Winter driving safety for nurses
“Neither rain, nor snow, nor sleet, nor hail shall keep nurses from their appointed rounds.”
Oh wait—that was supposed to be postmen, wasn’t it? One could argue that it’s really nurses who end up driving in all sorts of weather that even letter carriers wouldn’t dare tackle. Even in the dead of winter there are patients to care for and nurses to be relieved.
So, if you’re one of the unlucky nurses who has to venture out in less than ideal driving conditions, here are some winter driving safety tips.
1. Be Prepared.
While this seems obvious, it’s amazing how many people are surprised by winter’s arrival—every single year. We know that nurses are busy and juggling shift work, family and even sleep (remember that?), but we have to keep our cars ready and safe for winter driving. That means:
● A full mechanical checkup, checking the fluids (including windshield wiper fluid), brakes, heat and defrost system, lights, etc.
● Winter tires (different from snow tires, these are for winter in particular). Despite what manufacturers tell you, if your winter temperature drops below 44 degrees, you need winter tires. They are made of a softer rubber that helps grip the ice. All-season tires do not have this ability.

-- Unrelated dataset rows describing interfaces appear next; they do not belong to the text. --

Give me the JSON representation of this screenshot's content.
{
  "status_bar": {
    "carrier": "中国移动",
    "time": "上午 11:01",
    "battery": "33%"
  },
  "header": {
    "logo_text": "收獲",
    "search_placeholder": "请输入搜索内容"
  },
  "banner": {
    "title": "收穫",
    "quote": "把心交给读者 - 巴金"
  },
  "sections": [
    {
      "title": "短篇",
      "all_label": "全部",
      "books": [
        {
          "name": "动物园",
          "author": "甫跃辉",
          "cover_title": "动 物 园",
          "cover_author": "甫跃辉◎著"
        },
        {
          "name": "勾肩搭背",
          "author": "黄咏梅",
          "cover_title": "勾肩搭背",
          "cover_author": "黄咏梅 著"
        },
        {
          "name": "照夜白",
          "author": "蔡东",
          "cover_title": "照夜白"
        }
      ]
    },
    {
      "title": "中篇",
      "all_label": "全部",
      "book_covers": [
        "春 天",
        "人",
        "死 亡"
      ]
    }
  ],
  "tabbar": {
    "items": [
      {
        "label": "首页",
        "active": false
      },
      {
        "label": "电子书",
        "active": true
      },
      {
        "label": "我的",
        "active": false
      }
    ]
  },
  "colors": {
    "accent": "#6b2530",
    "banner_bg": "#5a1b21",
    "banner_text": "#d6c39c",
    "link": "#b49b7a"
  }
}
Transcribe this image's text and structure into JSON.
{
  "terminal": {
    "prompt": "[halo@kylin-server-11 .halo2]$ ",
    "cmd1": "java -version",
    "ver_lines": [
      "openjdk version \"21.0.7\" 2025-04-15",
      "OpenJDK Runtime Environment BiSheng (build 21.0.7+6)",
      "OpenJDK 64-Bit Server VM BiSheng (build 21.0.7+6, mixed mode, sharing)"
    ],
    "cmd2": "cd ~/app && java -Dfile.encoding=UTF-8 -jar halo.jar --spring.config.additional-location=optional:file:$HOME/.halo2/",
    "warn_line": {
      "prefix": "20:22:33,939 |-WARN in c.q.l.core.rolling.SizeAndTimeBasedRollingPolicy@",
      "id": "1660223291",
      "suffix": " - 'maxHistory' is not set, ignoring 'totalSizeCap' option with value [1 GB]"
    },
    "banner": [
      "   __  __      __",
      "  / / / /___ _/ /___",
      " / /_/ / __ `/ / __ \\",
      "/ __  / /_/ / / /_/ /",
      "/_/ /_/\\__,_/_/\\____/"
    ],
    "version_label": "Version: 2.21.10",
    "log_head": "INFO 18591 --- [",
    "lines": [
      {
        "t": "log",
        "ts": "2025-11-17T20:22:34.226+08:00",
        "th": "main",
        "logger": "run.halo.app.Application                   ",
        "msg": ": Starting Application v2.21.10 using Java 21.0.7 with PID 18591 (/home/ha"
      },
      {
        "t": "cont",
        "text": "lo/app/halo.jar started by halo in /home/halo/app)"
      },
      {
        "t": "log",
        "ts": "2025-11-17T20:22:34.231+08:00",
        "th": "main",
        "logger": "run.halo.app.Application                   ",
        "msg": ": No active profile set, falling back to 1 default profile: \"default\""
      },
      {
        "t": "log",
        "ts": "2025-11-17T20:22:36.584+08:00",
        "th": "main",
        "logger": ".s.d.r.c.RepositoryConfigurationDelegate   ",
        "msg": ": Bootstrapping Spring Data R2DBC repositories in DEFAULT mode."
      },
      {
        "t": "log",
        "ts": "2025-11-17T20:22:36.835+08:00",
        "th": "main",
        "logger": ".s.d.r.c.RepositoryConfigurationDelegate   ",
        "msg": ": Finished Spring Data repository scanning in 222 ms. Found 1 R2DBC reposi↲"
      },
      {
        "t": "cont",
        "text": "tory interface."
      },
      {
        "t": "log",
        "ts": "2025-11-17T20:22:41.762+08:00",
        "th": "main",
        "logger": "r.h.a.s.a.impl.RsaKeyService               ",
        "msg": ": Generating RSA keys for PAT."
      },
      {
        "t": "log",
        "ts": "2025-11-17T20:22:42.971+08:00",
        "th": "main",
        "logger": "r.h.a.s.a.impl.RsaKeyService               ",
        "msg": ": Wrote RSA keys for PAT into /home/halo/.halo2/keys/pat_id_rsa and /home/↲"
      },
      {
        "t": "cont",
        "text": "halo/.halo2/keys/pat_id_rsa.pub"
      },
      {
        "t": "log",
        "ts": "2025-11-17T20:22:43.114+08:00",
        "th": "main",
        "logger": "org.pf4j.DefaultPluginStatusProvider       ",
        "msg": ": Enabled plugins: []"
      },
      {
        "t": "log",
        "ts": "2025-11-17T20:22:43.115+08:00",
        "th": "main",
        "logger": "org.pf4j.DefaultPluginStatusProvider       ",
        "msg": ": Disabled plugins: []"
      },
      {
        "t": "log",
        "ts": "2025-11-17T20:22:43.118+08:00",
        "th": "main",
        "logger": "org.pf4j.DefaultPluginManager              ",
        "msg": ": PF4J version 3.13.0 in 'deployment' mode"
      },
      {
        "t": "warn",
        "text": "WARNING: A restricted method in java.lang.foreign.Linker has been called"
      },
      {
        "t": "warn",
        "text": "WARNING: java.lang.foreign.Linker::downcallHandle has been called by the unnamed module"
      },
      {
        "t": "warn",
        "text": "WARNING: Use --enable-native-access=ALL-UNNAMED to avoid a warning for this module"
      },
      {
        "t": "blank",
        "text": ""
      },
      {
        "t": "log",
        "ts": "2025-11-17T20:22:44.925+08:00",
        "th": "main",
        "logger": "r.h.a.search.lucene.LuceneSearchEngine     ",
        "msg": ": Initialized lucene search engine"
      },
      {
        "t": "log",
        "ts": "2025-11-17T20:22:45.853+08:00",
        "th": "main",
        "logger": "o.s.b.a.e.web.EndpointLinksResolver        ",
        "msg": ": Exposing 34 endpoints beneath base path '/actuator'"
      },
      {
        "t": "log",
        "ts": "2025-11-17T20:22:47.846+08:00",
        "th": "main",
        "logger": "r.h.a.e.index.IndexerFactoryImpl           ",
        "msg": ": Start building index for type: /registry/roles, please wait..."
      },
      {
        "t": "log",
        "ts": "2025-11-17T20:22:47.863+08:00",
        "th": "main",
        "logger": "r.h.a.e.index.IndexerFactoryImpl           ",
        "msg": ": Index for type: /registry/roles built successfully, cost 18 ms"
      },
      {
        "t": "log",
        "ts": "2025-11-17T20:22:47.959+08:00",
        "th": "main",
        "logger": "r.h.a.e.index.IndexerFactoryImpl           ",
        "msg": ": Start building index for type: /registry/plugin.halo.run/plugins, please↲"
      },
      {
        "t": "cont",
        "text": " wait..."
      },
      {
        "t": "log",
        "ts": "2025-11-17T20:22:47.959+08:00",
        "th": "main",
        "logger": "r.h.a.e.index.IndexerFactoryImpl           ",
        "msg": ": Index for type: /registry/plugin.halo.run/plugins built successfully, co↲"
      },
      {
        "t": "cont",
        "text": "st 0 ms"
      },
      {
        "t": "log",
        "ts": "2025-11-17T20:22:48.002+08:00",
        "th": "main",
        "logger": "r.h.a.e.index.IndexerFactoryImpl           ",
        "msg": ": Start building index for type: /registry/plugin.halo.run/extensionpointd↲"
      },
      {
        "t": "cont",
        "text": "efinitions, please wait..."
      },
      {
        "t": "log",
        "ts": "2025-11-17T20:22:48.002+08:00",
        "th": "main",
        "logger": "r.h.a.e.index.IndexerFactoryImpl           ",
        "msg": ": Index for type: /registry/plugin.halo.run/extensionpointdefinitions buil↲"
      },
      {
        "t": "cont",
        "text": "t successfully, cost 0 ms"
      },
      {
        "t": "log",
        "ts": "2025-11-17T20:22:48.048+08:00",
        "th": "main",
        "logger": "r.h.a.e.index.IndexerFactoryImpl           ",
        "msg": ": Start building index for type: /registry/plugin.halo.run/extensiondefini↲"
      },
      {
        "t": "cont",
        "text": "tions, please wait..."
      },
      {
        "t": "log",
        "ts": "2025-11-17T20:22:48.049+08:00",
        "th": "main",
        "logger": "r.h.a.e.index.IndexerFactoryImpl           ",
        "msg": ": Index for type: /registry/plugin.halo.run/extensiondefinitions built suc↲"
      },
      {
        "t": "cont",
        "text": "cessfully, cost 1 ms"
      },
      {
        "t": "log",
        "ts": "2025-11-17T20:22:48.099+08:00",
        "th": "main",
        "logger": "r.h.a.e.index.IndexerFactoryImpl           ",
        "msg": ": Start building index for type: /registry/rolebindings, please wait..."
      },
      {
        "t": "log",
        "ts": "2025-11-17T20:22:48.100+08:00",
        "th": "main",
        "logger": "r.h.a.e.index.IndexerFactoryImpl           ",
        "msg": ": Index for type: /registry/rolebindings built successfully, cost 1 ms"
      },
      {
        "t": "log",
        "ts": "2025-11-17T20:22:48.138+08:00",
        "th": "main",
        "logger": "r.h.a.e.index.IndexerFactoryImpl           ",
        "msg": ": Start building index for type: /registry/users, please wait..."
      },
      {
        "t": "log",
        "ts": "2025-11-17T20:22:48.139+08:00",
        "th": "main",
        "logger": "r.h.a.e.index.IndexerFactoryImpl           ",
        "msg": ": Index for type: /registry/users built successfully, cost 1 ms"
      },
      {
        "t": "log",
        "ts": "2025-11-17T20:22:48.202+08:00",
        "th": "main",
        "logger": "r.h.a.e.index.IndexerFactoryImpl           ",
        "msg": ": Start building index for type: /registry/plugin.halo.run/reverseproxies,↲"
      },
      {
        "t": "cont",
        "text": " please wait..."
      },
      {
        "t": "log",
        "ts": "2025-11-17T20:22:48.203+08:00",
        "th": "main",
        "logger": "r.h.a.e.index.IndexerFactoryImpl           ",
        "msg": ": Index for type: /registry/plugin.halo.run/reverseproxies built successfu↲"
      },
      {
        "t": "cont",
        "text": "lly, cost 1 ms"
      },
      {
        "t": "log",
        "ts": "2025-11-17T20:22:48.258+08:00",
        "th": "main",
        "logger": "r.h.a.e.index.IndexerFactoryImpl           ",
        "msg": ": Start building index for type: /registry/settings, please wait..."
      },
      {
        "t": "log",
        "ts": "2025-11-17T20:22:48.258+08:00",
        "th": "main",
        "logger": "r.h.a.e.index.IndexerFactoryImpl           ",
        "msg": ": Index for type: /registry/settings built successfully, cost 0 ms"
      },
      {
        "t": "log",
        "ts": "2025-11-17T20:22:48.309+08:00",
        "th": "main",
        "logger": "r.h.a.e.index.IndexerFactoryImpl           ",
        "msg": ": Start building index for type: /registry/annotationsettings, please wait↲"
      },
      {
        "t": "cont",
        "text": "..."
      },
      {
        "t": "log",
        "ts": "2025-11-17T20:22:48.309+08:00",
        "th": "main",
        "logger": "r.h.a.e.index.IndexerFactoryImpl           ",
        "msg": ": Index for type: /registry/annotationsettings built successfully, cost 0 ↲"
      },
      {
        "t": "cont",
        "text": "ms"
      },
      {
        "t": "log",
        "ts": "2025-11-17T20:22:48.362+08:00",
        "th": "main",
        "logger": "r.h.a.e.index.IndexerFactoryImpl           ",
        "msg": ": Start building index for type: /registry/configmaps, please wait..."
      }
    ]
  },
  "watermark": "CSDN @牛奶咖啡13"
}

● Snow chains or studs if you live in areas where they are required and legal
● Winter wipers for your windows
Hone your skills –>
2. Take a winter driving course.
If it’s possible, it’s in your best interest to take a winter driving course. It’s surprising how many people get their driver’s license during good weather and then experience their very first winter driving experience alone, never having had any practice. If you add in the fact that many of these winter driving firsts may be while you’re driving home after a long evening shift, or driving in for a night shift after not much sleep, you know that you might be in for a white-knuckle drive.
While winter driving courses may not be cheap, they teach you how it feels to drive on ice, slam on the brakes, steer on ice and so on. These really are invaluable skills. You may also want to check with your insurance company to see if your rates will go down if you take a winter driving safety course.
Get ready –>